Usually I am just involved in the technical editing, but on this project, I got to knit one of the samples as well. That’s a whole story of its own.
Knitting a sample isn’t like just knitting something for yourself. It’s a whole different experience. You have to actually follow the pattern (ha! ha!).
Seriously…if the designer says to work a ssk at the beginning of the row and a k2tog at the end, you have to do it that way even if you might do it differently if you were knitting this item for yourself. On the other hand, you get to just follow the pattern – there is no modifying the length or the waist shaping to make it fit your body. But if you mess up and do something wrong, you can’t just call it a “design feature” and keep going – you have to frog back and correct it…because it is a sample, after all.
This is the point at which everything turns into a three-ring circus. The second technical editor is making changes and comments that need to be reviewed. The test knitters are sending in feedback that needs to be addressed. And there are consistency edits to think about. Do we tell the knitter when to cut the yarn? Do we say “cut yarn” or “break yarn”? Is that part of the main pattern or the finishing portion? Those types of things are discussed and debated seemingly ad nauseam.
But at some point it all comes together and things are in pretty good shape. Then it is time for the whole project to go to the graphic designer to be prettied up. Seeing all the patterns go from Word doc format to the beautiful designs in the final book is like ordering yarn online and then seeing it in person when it arrives. There is no comparison.
Yet there is still work to be done. We have to check to make sure all of the pattern text is in the pdf document, that the charts were placed correctly, that everything is formatted correctly, etc. We try to have everything in order as much as possible before things go to the graphic designer, but there are still changes. Lots of changes. It’s a good thing the pdf is so beautiful because otherwise I might get tired of looking at it!
And still there are things that get missed that knitters discover once the pdf version is released. We scramble to review each of the questions and make any necessary changes. As I review these types of changes, I always go back and look through the various drafts see who changed what in order to discover how the error made it into the document. I go back to my original numbers to see if I had a formula wrong in my original Excel worksheet. For every error a knitter points out, I try to figure out what went wrong so we can learn from our mistakes.

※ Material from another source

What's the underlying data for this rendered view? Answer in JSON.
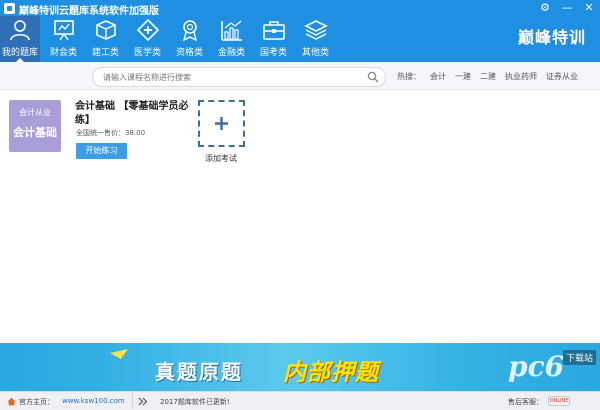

Every technical editor will tell you that if they designed something, even though they are a technical editor, they would have someone else review it. As technical editors, we find and correct lots of mistakes, but still there are always a few that manage to slip through. We are human, after all.
I work with many designers, and my part in the process is different with every one. I love working with independent designers for that reason – there is so much variety. Sometimes I’m just checking things while on other projects, I am an integral part of the creative process. So many different perspectives helps me be a more well-rounded editor. Or so I hope.
Alana’s newest book – Botanical Knits – is now available for preorder for $22 + shipping. As a special thank you for preordering the printed copy, you will get the ebook for free immediately. The printed book will ship mid-May. For those who preorder the book, it will ship with an exclusive extra botanically inspired garment pattern as a thank you from Alana for preordering.
Or you can just order the ebook by itself for $18. This is a great option for those knitters who live internationally and do not want to pay the high cost of shipping.
After the pre-order period ends in May, the book will be available EITHER in print for $22 or ebook for $18. There will be no digital and print bundle offered.
My advice? Order your copy today! If you knit, your biggest problem will be deciding which project to start first. And if you don’t knit, you will still want this book for your coffee table.